- [BRIEF]:
Exclude the pictures, and otherwise reproduce the data in full.

"""

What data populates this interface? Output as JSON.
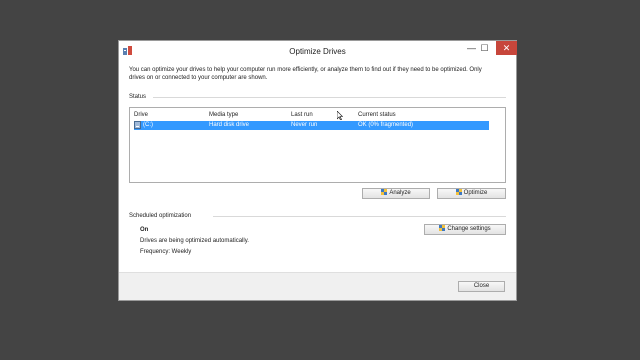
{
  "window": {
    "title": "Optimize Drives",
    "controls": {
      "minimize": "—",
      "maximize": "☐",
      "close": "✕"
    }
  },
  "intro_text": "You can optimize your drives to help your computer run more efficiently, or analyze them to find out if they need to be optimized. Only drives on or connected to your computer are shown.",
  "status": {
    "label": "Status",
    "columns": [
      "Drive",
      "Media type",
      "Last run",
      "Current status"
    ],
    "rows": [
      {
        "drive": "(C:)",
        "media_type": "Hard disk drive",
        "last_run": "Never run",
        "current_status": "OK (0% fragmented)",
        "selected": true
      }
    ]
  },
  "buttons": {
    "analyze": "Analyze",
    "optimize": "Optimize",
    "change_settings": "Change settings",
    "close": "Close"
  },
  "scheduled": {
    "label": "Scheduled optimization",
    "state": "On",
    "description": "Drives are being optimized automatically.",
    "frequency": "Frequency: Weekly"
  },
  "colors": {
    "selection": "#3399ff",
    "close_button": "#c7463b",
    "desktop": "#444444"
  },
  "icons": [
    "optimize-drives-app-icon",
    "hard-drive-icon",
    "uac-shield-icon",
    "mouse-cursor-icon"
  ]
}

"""

- [EXPECTED ANSWER]:
What data populates this interface? Output as JSON.
{
  "window": {
    "title": "Optimize Drives",
    "controls": {
      "minimize": "—",
      "maximize": "☐",
      "close": "✕"
    }
  },
  "intro_text": "You can optimize your drives to help your computer run more efficiently, or analyze them to find out if they need to be optimized. Only drives on or connected to your computer are shown.",
  "status": {
    "label": "Status",
    "columns": [
      "Drive",
      "Media type",
      "Last run",
      "Current status"
    ],
    "rows": [
      {
        "drive": "(C:)",
        "media_type": "Hard disk drive",
        "last_run": "Never run",
        "current_status": "OK (0% fragmented)",
        "selected": true
      }
    ]
  },
  "buttons": {
    "analyze": "Analyze",
    "optimize": "Optimize",
    "change_settings": "Change settings",
    "close": "Close"
  },
  "scheduled": {
    "label": "Scheduled optimization",
    "state": "On",
    "description": "Drives are being optimized automatically.",
    "frequency": "Frequency: Weekly"
  },
  "colors": {
    "selection": "#3399ff",
    "close_button": "#c7463b",
    "desktop": "#444444"
  },
  "icons": [
    "optimize-drives-app-icon",
    "hard-drive-icon",
    "uac-shield-icon",
    "mouse-cursor-icon"
  ]
}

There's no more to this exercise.